    I didn't know what I wanted to be when I grew up then and I still don't. But going back to school was important and having a degree on my resume helped with future job prospects. I used to thank my Mom (Dad died the year I was off) for having the courage to tell me I could quit. She was absolutely heartsick at the prospect. But without her saying I could quit I wouldn't have had the chance to learn those lessons on my own. Instead, I would have sabotaged myself in school and probably flunked out. As it happened, when I went back to school I got straight A's the first quarter and made the Dean's list every quarter until I graduated.

    You did well, Sue. Your gut has always been right on the mark. Give Wee the chance to learn those lessons that I had to learn. He will thank you one day even if he doesn't go back to school.

  12. slsh

    slsh member since 1999

    Update - Who the heck knows what Diva had. Except for we did discover she is allergic to penicillin. Perfect. She's been on another class of antibiotics and the swelling and pain are gone, so who knows.

    Wee came home last weekend. husband and I both had "ah-ha" moments with him this week. The kid is completely unprepared for life. I mean, completely and utterly. He has no idea of how to get a haircut, make a phone call and leave msg on voice mail, or how to use a laundromat. So we don't think it was laziness re: his laundry, it was lack of knowledge and fear.

    He's always been wicked smart, and I guess we assumed he was picking up this stuff as we went or at least had the gumption to figure it out. We were horribly wrong and feel awful. Wee was the easy kid. While he was in elementary and middle school, thank you and Boo were both completely out of control with their various issues. Wee was quiet, didn't make waves, was pretty self-sufficient (we thought). By the time he was in high school, he was pretty set in his ways and we didn't push him a lot (though he *did* go to Spain senior year, his idea, which in hindsight was truly extraordinary). We did him a huge disservice. So.... we're gently guiding him thru some basic lifeskills stuff. Lots of reassurance. Getting some stuff lined up, like driving school, but making *him* do the calls, with us right there to prompt/guide him.

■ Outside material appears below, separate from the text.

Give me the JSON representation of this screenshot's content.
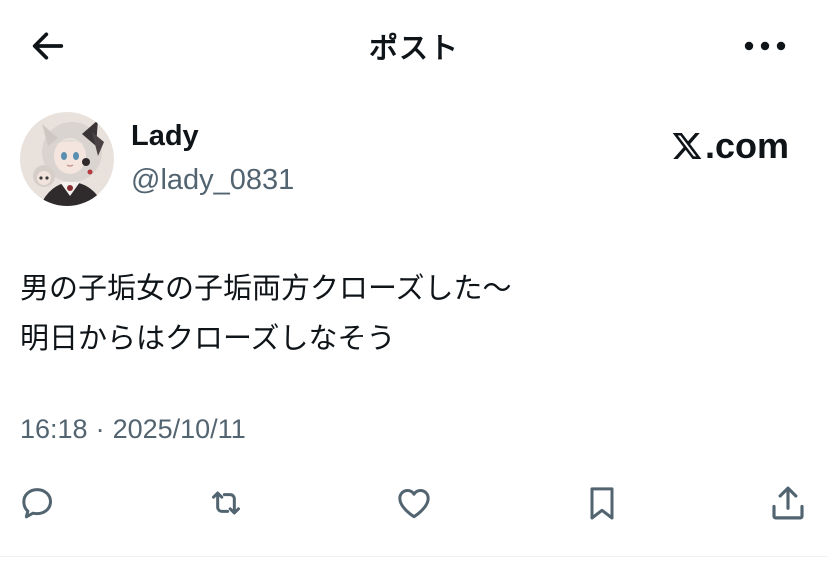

    I think the most telling statement was when I went down a couple weeks ago to try to get him to see reason. He was just so utterly unhappy. I was trying to get him to verbalize some of his issues (kid is still stoic as a stone) and he said to me: Mom, life was so much easier before. You woke me up, you drove me to school, and everything else was taken care of.

    I had no *idea* how literal he was being. My heart breaks for the kid. He really is just the sweetest and smartest guy I've ever run into. Hopefully we can gently introduce him to the world. We just had absolutely *no* idea how badly we did at preparing him for it.
  13. DammitJanet

    DammitJanet Well-Known Member Staff Member

    Dont feel bad. I was totally unprepared for life on my own. In fact it was so bad that I thought there was a Clean Clothes Fairy. I had no clue that you had to do your own laundry. All my life I had just tossed my dirty clothes on the floor of my closet and my mother would go in and take care of them. Magically they appeared in my drawers and closet on hangers. LOL...Im being real. When I moved in with Tony I was astounded when all the clothes I tossed in the closet didnt wash themselves. He taught me what a laundry mat was.

    We made sure Jamie and Cory could do most everything. Billy lived with my mom and had the same issues I had. We had to teach him how to use the washing machine, how to cook basic thing on the stove and not only eat microwave food. He still isnt worth a darn in the kitchen. Jamie is a semi okay cook but Cory can really fend for himself. He is almost as good a cook as his dad.

    Maybe Wee would like to go into the military to learn computers. Trust me, they would teach him all kinds of life skills. Jamie can even iron!